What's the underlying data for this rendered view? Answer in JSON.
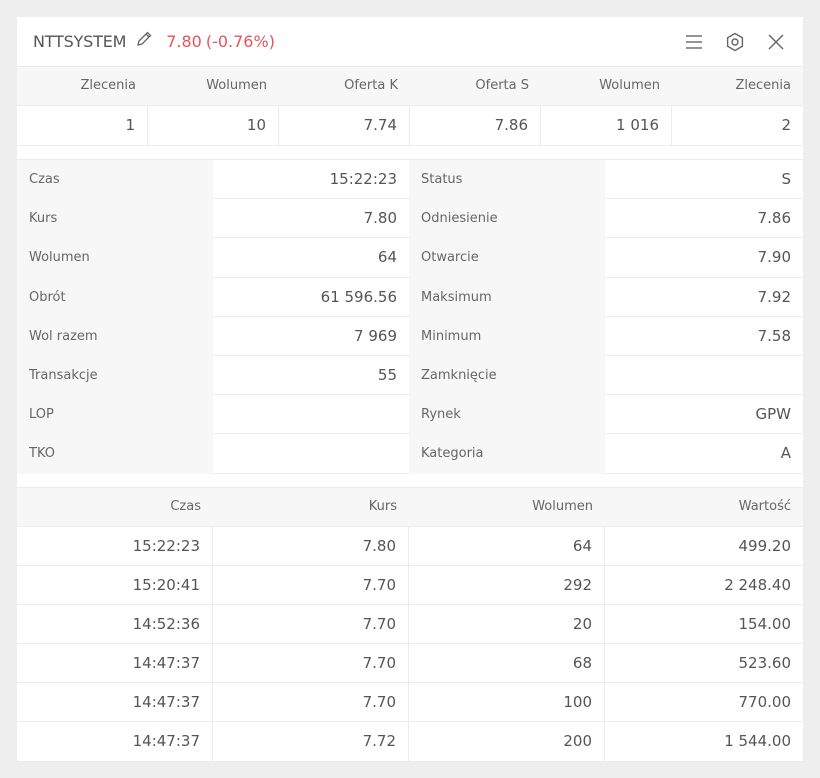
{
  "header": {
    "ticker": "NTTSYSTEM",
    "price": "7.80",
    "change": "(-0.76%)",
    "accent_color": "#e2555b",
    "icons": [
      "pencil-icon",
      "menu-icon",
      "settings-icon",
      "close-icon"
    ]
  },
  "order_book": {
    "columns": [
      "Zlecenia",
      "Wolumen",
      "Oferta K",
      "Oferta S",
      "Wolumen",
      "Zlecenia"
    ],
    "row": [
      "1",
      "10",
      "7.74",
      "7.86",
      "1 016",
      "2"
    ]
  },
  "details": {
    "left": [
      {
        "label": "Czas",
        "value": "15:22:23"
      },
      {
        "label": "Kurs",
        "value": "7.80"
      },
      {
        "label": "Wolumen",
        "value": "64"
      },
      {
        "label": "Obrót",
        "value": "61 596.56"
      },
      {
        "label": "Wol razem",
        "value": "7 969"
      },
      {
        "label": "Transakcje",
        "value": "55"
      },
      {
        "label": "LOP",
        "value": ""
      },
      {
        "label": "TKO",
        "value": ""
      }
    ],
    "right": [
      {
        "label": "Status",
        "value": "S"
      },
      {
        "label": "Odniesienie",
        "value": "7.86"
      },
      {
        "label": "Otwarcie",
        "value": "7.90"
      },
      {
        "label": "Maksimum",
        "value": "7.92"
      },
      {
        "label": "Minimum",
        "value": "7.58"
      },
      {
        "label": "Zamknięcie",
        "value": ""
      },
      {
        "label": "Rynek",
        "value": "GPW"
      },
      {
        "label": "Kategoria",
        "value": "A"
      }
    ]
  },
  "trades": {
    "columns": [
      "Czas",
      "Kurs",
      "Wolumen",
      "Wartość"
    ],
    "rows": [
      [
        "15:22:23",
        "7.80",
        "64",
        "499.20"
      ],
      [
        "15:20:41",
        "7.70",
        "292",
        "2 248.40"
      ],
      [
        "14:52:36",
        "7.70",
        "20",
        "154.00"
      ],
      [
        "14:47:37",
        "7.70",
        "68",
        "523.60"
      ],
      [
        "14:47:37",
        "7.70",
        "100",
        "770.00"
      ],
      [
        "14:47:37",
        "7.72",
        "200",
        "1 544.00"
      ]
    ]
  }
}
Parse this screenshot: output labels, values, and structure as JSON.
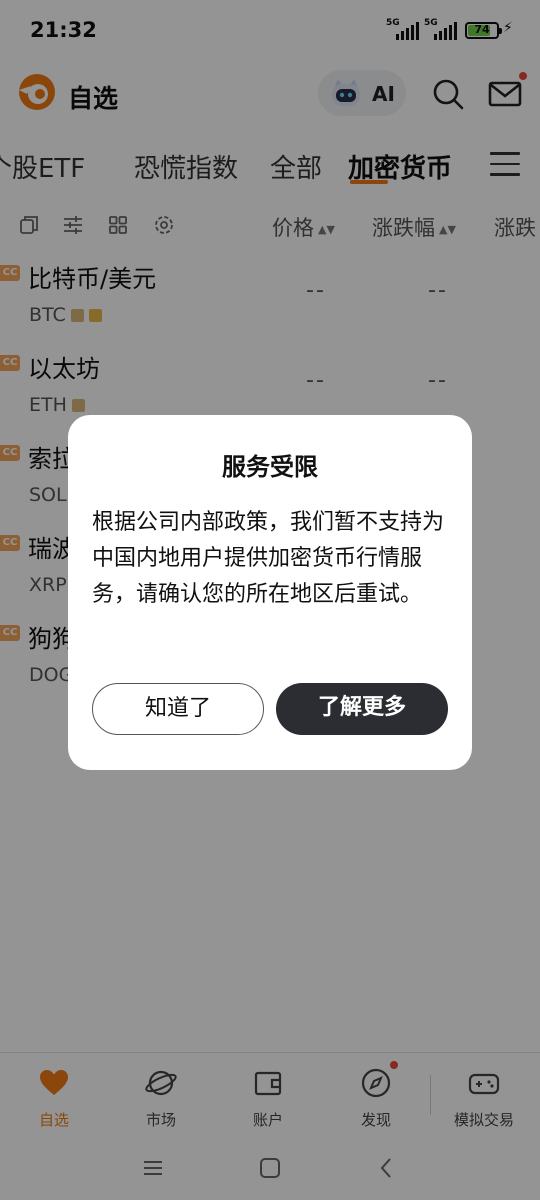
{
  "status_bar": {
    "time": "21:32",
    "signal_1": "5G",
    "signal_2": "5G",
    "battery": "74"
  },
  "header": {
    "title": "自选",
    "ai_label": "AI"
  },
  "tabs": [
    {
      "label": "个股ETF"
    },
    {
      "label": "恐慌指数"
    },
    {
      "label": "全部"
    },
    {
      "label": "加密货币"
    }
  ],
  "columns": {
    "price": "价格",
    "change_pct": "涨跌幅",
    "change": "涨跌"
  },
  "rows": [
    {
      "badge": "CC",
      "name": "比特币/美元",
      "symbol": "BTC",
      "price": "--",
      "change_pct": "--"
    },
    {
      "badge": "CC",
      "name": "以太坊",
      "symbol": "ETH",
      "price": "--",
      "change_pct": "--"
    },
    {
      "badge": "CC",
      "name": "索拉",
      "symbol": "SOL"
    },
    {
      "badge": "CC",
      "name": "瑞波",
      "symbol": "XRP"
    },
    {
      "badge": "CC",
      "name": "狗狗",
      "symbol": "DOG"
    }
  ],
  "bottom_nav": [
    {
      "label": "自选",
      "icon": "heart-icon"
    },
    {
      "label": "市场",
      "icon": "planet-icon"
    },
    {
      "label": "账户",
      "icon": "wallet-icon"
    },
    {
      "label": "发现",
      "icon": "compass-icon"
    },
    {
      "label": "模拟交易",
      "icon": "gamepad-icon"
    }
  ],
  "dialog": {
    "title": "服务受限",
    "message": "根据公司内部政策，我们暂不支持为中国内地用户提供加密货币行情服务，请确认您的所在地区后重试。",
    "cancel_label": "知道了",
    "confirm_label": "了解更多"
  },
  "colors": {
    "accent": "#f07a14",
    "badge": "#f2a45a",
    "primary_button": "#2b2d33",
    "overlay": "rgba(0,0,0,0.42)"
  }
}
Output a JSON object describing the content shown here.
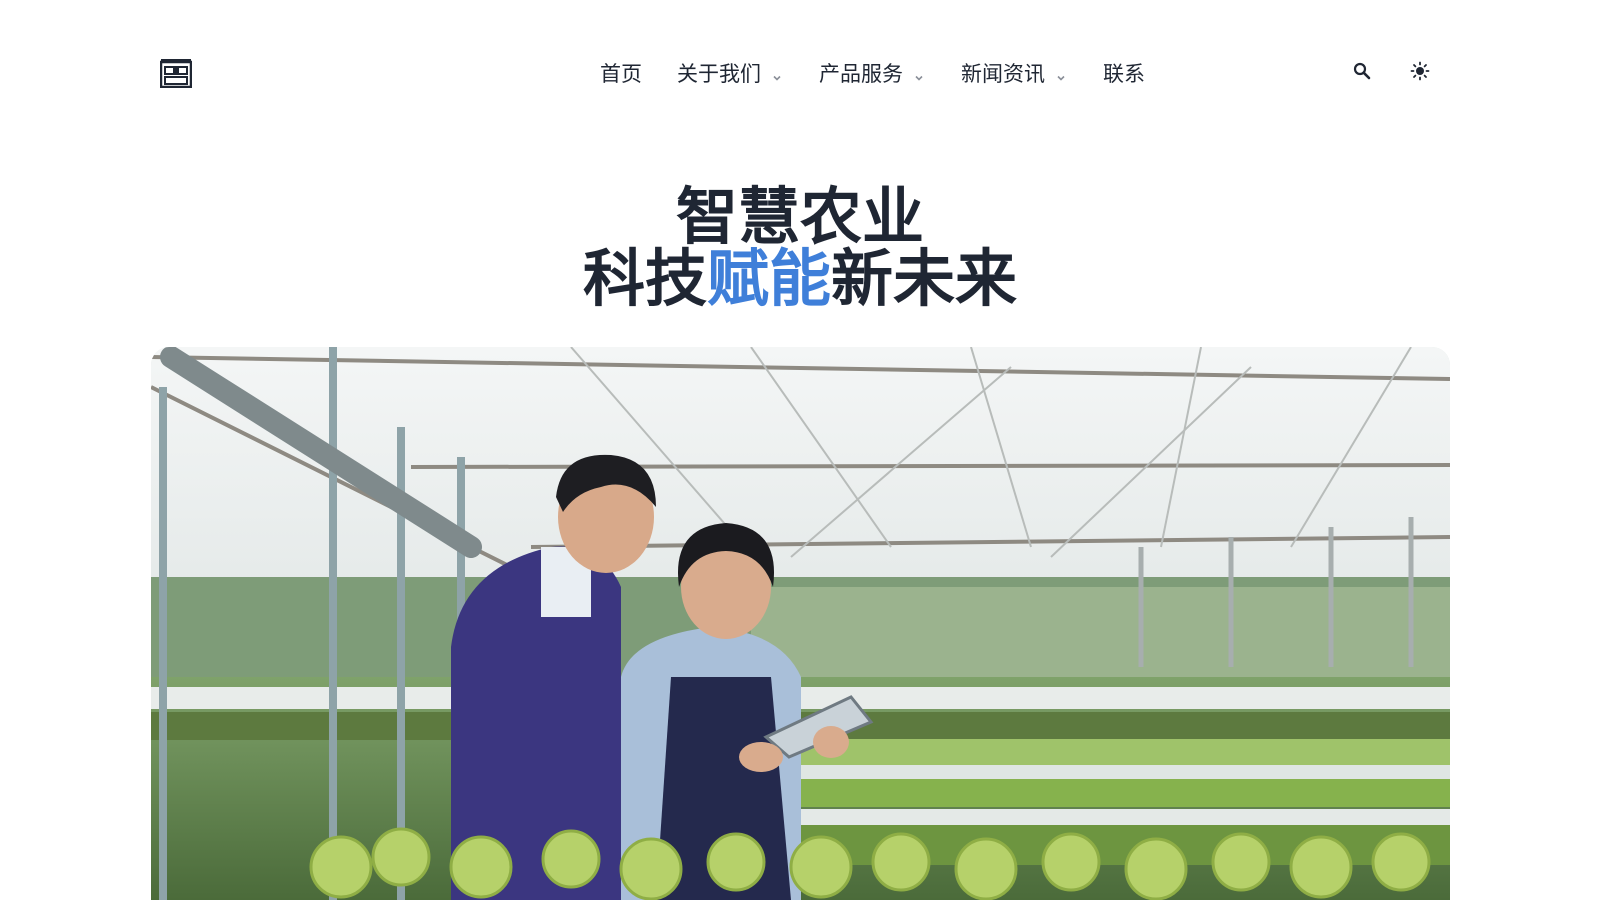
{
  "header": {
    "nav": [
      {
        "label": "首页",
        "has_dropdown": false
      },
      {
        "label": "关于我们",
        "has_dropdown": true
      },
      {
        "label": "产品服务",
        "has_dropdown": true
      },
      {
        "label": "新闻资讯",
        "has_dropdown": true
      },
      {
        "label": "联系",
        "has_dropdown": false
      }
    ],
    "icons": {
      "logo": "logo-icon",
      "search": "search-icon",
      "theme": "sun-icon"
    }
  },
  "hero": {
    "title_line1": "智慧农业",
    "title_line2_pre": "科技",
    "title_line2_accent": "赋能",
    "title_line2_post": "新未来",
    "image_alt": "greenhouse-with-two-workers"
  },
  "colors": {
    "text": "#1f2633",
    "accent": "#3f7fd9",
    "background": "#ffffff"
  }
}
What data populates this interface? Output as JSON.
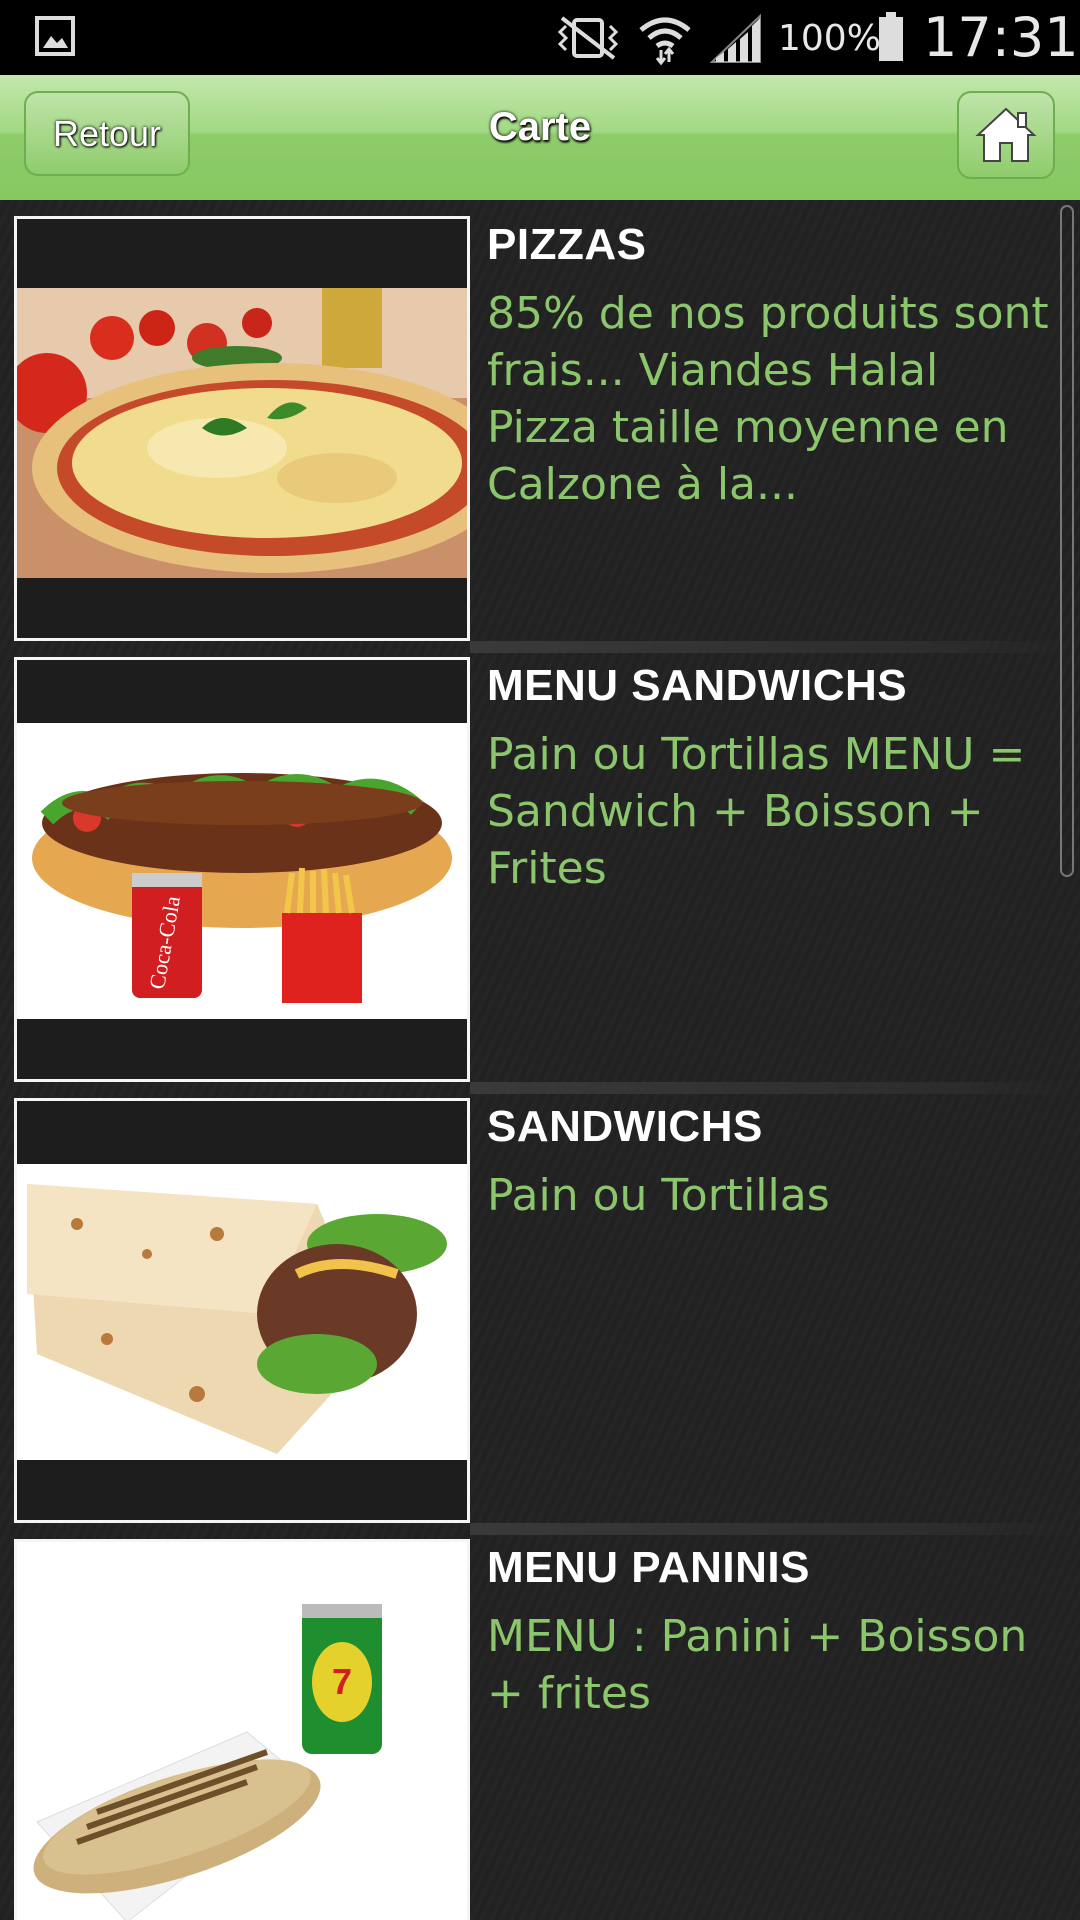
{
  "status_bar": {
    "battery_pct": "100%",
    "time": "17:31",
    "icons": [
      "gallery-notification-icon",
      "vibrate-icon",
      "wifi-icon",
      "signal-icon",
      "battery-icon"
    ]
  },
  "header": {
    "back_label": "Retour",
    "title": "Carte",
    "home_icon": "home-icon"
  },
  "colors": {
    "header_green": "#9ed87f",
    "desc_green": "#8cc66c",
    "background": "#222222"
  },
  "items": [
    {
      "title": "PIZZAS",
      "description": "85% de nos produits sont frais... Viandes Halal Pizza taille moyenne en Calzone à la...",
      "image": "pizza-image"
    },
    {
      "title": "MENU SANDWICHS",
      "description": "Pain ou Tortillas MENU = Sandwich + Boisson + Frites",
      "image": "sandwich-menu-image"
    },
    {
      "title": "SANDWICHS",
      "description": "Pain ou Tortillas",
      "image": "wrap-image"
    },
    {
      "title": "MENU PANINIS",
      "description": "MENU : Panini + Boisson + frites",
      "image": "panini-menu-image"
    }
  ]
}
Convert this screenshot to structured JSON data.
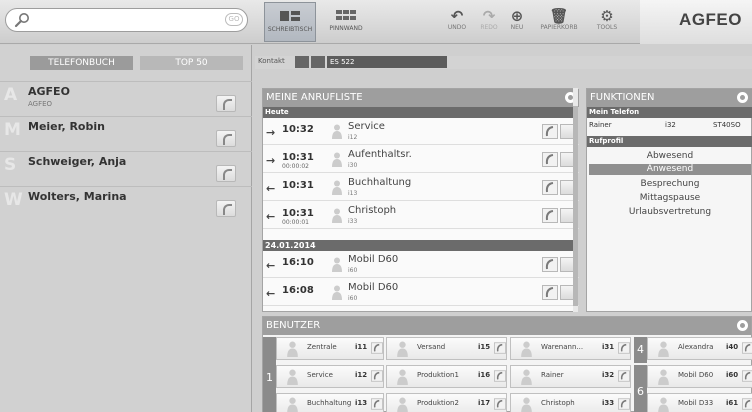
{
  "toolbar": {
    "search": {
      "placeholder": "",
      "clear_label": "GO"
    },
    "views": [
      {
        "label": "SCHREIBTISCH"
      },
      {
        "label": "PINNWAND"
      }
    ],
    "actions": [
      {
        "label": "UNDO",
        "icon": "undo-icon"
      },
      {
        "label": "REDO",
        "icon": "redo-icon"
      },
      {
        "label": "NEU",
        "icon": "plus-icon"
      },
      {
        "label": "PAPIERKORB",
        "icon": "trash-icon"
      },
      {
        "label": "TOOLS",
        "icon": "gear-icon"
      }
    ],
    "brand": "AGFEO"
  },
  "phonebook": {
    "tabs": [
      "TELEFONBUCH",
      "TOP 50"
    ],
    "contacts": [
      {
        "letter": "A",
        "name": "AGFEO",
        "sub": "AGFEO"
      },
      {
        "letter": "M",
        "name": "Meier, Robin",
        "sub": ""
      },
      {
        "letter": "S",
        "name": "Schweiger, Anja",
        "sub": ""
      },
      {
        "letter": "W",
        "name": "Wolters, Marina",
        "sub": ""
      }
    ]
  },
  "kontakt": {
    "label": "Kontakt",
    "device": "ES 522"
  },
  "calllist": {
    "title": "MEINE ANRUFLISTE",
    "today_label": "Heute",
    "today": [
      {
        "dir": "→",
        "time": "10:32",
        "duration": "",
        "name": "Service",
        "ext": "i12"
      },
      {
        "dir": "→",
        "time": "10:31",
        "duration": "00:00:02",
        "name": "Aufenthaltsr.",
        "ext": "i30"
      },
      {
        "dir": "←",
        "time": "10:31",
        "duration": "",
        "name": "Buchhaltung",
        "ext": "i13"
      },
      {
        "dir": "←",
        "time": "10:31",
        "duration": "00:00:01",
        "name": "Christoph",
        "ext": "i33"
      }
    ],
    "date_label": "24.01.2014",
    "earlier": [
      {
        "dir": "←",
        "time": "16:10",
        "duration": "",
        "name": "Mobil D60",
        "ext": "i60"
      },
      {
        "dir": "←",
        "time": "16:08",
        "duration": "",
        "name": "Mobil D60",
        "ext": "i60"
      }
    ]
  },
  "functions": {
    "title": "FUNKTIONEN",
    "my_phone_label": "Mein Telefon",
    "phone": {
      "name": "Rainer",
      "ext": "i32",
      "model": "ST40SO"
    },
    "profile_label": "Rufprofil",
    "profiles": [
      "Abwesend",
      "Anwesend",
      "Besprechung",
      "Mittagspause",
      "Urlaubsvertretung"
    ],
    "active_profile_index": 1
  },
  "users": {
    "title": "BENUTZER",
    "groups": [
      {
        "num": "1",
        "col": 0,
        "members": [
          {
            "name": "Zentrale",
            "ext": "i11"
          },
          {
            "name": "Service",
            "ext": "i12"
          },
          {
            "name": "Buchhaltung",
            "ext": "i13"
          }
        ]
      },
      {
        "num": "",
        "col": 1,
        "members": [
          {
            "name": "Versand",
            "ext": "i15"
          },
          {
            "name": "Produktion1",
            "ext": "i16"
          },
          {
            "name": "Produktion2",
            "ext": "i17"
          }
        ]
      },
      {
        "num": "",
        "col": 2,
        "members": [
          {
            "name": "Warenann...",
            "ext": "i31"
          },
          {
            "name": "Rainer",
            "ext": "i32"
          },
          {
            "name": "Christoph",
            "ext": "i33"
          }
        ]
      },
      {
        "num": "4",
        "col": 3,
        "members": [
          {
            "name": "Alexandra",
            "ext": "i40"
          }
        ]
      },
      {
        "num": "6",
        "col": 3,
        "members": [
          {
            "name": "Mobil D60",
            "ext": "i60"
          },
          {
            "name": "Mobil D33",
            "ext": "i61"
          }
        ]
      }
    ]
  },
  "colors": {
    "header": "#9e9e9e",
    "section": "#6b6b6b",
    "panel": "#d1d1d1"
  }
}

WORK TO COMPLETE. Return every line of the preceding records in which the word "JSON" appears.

SOLUTION BELOW.
What's the underlying data for this rendered view? Answer in JSON.
Parse this screenshot: output labels, values, and structure as JSON.
Output a JSON object describing the content shown here.
What data populates this interface? Output as JSON.
Convert this screenshot to structured JSON data.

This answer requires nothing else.